Testing of various webs such as facial tissue and industrial embossed toweling where the width of the webs was nine inches and the normal force F two pounds, the force required to unwind the roll was only 0.2 pounds. Since the pulling force is localized between the thumb and forefinger, the separating force at perforation is transmitted longitudinally to just a few bonds. These few bonds break first, followed by complete separation. Thus the total strength of all the bonds may be twice or several times greater than the pulling force required for separation.
On three different facial tissues with different bond patterns, the total bond strengths were 1.3, 1.7, and 2.5 pounds respectively, and the pulling force required was between 0.8 and 1.0 pounds.
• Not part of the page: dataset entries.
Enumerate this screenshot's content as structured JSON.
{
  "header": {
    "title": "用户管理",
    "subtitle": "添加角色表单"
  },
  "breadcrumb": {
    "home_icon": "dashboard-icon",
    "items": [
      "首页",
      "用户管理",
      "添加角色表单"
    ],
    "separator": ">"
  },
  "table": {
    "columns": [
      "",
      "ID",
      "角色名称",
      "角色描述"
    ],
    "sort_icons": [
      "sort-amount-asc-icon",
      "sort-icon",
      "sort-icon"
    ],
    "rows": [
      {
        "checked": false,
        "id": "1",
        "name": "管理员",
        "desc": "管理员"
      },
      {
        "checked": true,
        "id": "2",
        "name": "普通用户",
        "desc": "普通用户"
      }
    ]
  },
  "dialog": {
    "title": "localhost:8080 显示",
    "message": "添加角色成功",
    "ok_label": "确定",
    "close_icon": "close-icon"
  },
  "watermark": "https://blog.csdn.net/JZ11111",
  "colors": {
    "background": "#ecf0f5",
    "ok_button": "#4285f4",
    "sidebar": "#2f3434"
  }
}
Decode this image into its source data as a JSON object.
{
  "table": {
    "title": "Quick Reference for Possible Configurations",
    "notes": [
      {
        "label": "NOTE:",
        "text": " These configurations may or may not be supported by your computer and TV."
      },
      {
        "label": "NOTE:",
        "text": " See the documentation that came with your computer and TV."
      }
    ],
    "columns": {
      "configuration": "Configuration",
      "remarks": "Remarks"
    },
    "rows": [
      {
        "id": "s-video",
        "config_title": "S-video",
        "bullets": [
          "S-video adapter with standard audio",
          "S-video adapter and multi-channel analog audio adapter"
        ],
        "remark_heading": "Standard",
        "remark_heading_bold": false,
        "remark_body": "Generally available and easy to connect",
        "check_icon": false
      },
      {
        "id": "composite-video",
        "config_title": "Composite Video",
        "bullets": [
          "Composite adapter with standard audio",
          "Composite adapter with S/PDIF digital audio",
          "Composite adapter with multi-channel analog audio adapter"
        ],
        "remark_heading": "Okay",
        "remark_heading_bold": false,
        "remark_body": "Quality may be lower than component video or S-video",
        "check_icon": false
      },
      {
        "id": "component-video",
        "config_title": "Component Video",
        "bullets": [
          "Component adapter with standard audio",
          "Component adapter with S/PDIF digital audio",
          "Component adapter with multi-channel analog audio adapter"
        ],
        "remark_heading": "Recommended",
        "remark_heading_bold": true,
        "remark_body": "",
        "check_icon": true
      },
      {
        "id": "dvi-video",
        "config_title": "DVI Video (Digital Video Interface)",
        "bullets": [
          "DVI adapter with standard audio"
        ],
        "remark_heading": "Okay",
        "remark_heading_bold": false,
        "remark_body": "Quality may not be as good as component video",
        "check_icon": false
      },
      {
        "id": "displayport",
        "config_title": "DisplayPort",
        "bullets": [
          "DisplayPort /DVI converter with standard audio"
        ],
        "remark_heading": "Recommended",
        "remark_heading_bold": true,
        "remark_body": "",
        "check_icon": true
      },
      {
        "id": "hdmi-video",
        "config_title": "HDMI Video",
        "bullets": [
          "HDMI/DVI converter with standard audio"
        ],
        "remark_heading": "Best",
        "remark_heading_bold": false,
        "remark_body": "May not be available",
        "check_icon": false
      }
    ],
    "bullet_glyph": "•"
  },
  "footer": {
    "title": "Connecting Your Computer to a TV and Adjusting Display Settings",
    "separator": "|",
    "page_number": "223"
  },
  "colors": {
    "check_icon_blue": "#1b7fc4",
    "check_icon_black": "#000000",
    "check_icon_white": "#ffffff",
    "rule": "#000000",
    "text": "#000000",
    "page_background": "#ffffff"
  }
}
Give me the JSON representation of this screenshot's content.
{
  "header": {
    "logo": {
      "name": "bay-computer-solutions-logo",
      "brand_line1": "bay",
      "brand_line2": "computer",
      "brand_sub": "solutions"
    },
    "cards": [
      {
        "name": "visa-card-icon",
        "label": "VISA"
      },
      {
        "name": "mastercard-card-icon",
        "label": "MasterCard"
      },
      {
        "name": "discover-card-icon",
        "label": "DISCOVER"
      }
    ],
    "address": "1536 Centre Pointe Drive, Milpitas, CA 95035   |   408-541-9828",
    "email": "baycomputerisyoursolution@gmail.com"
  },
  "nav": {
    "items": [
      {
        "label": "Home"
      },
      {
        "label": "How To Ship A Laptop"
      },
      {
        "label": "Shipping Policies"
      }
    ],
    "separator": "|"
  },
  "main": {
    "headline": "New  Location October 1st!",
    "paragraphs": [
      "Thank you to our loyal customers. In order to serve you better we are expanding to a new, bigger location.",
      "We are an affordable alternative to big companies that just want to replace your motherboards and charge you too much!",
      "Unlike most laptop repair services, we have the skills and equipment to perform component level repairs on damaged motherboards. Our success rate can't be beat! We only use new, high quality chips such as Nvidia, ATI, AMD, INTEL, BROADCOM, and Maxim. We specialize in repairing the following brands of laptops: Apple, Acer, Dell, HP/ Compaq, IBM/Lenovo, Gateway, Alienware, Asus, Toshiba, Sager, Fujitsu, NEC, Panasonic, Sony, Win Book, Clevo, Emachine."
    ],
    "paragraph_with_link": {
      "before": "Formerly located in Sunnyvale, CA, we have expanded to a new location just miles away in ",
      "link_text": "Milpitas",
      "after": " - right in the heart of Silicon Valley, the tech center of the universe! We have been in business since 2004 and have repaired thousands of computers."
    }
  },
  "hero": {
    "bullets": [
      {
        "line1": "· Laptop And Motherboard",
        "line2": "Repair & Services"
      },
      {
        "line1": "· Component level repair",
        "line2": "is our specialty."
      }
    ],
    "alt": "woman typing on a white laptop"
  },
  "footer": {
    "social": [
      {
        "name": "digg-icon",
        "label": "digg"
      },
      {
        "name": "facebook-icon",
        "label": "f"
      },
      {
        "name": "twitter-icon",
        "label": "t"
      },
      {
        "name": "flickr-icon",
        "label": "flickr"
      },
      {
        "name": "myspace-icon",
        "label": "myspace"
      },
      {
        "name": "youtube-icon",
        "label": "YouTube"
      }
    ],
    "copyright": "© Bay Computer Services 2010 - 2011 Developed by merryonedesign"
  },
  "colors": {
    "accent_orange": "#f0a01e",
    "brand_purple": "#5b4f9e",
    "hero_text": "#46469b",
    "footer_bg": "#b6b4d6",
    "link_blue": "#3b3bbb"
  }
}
In all three cases the coefficient of friction between the plies or webs was 0.5.
On the industrial embossed toweling, the coefficient of friction between the plies or webs was 0.6 and the total bond strength 12.6 pounds, with a pulling force required for separation of 2.0 pounds.
1. A method of providing discrete, substantially identical web segments for one-at-a-time sequential alternate dispensing comprising the steps of perforating a pair of elongated webs at a plurality of equally longitudinally spaced apart transversely extending lines, superposing said webs and convolute winding said webs while spacing the lines of perforations of one web intermediate the lines of perforations of the other web to provide a web roll having a tail wherein one web projects beyond the other, and exerting an unwinding force on the tail of said one web while subjecting the superposed webs to a second force generally normal to the first mentioned force and which second force tends to adhere said webs together. 2. A method of sequential delivery of web segments alternately from a double wound web roll comprising providing a web roll having a pair of substantially identical elongated webs each being perforated at a plurality of equally longitudinally spaced apart transversely extending lines with the lines of perforation of one web being intermediate the lines of perforation of the other web, exerting an unwinding force on one web while subjecting the superposed webs to a second force gen erally normal to the first mentioned force and which second force tends to adhere said webs together, advancing the first web until a line of perforation therein is aligned with said second force, said second force being of a magnitude sufficient to cause said pulling force to detach a segment from said first web, and
thereafter applying a pulling force to said second web.
mg I I UNITED STATES PATENT OFFICE -CERTIFICATE OF CORRECTION Patent No. 3,770, 172 Dated November 6 1973 Inventor(s) Ernst DanielNystrand and Archie S. Krueger It is certified that: error appears in the above-identified patent and that said Letters Patent are hereby corrected as shown below:
Page 1 of the printed matter, Item , the name of the second inventor should be Archie S. Krueger.
Signed sealed this 11 th day of May 1971 EAL) j q Attest:
EDWARD I/LFLE'ICHER, JR. 0'. MARSHALL 'DANN Attesting Officer v Commissioner of Patents